MATHREY (MERTHYR), a parish in the hundred of DEWISLAND, county of PEMBROKE, SOUTH WALES, 8 miles (S.W. by W.) from Fishguard, containing 860 inhabitants. This parish, which is situated in the north-western part of the county, is bounded on the north by St. George's channel, and is intersected by the turnpike road leading from Fishguard to St. David's. In the northern part of the parish, bordering on the coast, which is for the most part bold and abrupt, the depth of water varying from seven to fourteen fathoms near the shore, are some considerable slate quarries, affording employment to a portion of the inhabitants. The village, which is situated on the summit of a hill, was formerly a place of more importance than at present, and had a weekly market and an annual fair, granted by letters patent in the reign of Edward III.; the former has been long since discontinued, but the latter is still held on October 10th, and is numerously attended by the inhabitants of the surrounding district, for the purpose of hiring servants; and another fair is held, on November 22nd, at Nevin, a village on the coast.
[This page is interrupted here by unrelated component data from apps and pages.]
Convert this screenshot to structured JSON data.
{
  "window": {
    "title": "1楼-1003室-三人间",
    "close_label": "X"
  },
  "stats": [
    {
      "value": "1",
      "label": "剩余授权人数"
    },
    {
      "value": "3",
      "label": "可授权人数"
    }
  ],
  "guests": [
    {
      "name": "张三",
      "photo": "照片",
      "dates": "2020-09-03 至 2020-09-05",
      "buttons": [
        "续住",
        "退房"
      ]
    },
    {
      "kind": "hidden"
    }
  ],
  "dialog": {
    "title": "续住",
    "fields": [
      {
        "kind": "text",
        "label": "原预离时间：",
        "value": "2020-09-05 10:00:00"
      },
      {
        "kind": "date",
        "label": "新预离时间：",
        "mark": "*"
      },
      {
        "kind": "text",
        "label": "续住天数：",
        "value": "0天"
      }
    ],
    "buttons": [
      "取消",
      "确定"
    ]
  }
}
The living is a discharged vicarage, with those of Granston and St. Nicholas annexed, in the archdeaconry and diocese of St.David's, rated in the king's books at £4. 7. 6., endowed with £200 royal bounty, and in the patronage of the Bishop of St. David's. The rectory constitutes the Golden prebend in the cathedral church of St. David's, rated in the king's books at £25. 14. 4 1/2., and in the patronage of the Bishop, under whom the tithes are held on lease by Sir John Owen, Bart. The church, dedicated to the Holy Martyrs, and situated in the middle of the village, is an ancient structure not distinguished by any architectural details of importance. The sum of £10 per annum is paid by Sir John Owen, Bart., towards the support of a school in this parish, for the gratuitous instruction of poor children. A perfect cromlech, or Druidical altar, consisting of a table stone seventeen feet in length, and apparently resting upon six upright columns, but only supported by four, is still preserved at Long House, in the village of Trêvin, or Trêvdyn, a manor belonging to the bishop of St. David's, where was anciently an episcopal palace, said to have been erected by Bishop Martin, to which Long House was formerly the grange. The ancient mansion of the family of Harries, of Priskilly Forest, is now the property and residence of John Hill Harries, Esq. The whole of the coast exhibits vestiges of ancient earthworks, evidently thrown up by the early piratical invaders who infested this part of the principality. Mr. Edward Llwyd communicated to the Royal Society of London an interesting account of an extraordinary swarm of locusts which visited this place in 1693, and of which the particulars are fully detailed in the second volume of the Philosophical Transactions. The average annual expenditure for the support of the poor is £433. 16.


Gareth Hicks, 30 Dec 1999